When people are trying to understand or solve a problem they make simplifying assumptions and don’t check if they are correct. There are many different ways that this can fail. One of the most important ways we simplify things is to assume that the answer doesn’t depend on the context. What is right for people in one place in the world is right for people in other places, or with different backgrounds: The right product, the right treatment, the right way to speak to them, and so on. When we recognize this is a problem, we may get overwhelmed with the many different ways things might be different. If there isn’t a solution to being overwhelmed we might as well go back to the simplifying assumption. The trick is to focus on the specific ways that do affect the conclusion and ignore those that don’t matter. That is the path forward and how people can grasp that we can go beyond an overly simple approach.

4. AI and Machine Learning have been on the rise for a few years, and can solve many problems other approaches can't.  What types of problems can complex systems mathematics solve that might be beyond the current capabilities of Machine Learning?

Machine Learning maps data onto a set of actions, which may be informing people or may be direct action, i.e., automation. In order for this to be done, it requires that we have enough data to map out all of the cases that map onto those actions. What happens if we don’t have enough data? Complex systems mathematics enables us to develop a “deep structure” of the system which is a counter point to the “deep learning” of machine learning. That deep structure enables us to identify the right actions even when there isn’t enough data for machine learning.

5.  Have AI and ML made complex systems approaches better?  Are there cases they can work together?

We consider AI and ML as among the tools of complex systems science. We were using neural networks and machine learning before it became a thing in the past few years. The advances that gave rise to the excitement about new applications are powerful and useful, and we make use of them when the are the right way to address a particular problem. These are some of the building blocks for how we develop solutions based on complex systems science.

6.  Causality has become a hot topic in AI.  Is this an area where your work can help?

Yes. Once we have the deep structure of the problem, we can build causal models and validate them. This is where conventional statistics relies upon correlations to characterize dependencies in a system, but complex systems science can build models that are inherently causal. Causal models then enable predictions and “what if” scenarios that are much more powerful than data driven analytics by itself.

7.  NECSI is a non-profit, but you do a fair amount of work for industry.  What types of customers come to NECSI?

In recent years we have had the opportunity to partner more with corporations. Examples include, technology companies developing platforms for communication and coordination, and industrial companies on supply chain optimization and customer experience. We have also studied the dynamics of global trade patterns to evaluate differential opportunities. Our customers have in common a need for solving strategic problems that will have a high impact on their organization, either in responding to operational challenges or to growth opportunities. Also they are willing to look beyond approaches they have used historically. 

8.  Over the next decade, do you see AI and complex systems merging more closely together, or drifting further apart? 

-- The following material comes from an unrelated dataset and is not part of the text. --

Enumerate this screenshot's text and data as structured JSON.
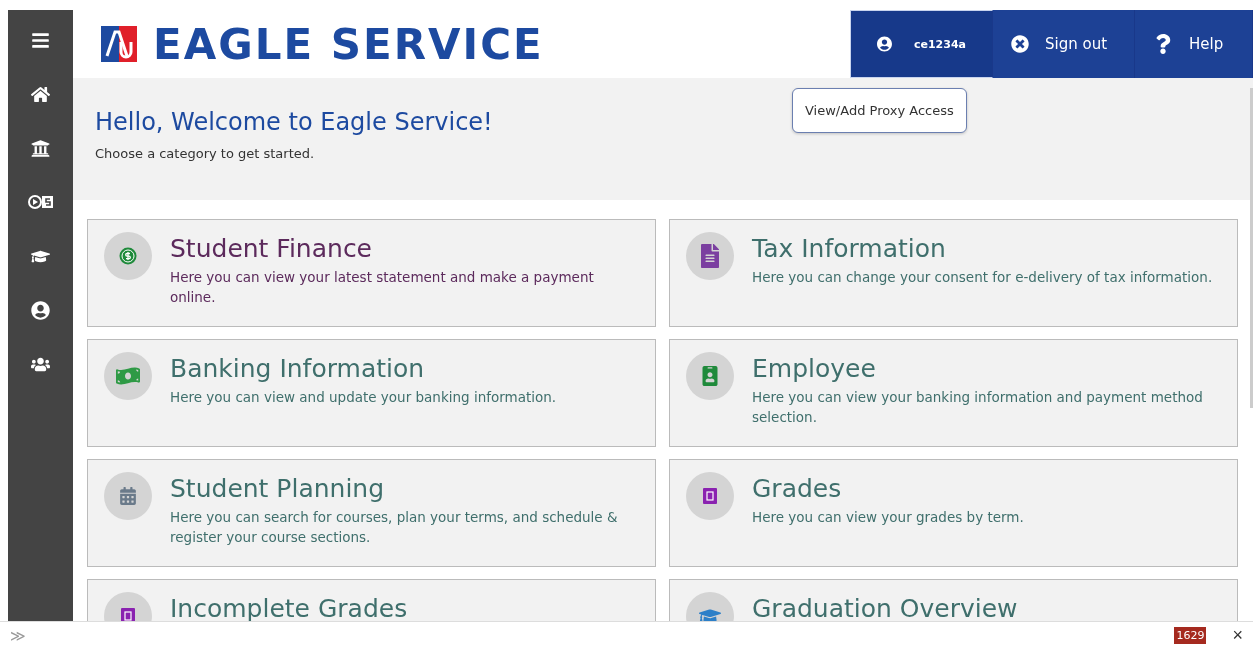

AI today is limited to be mostly a tactical tool for cases where the data is large enough for answering specific types of questions. Over time, I expect that we may incorporate into AI more of the tools available in Complex Systems Science, so that the concept of intelligence continues to grow. Alternatively, we will simply recognize the existence of a variety of analytic tools and consider AI to be one of them.

Thanks for reading, and see you next Sunday with my 2020 areas of focus for AI!


Subscribe to Inside AI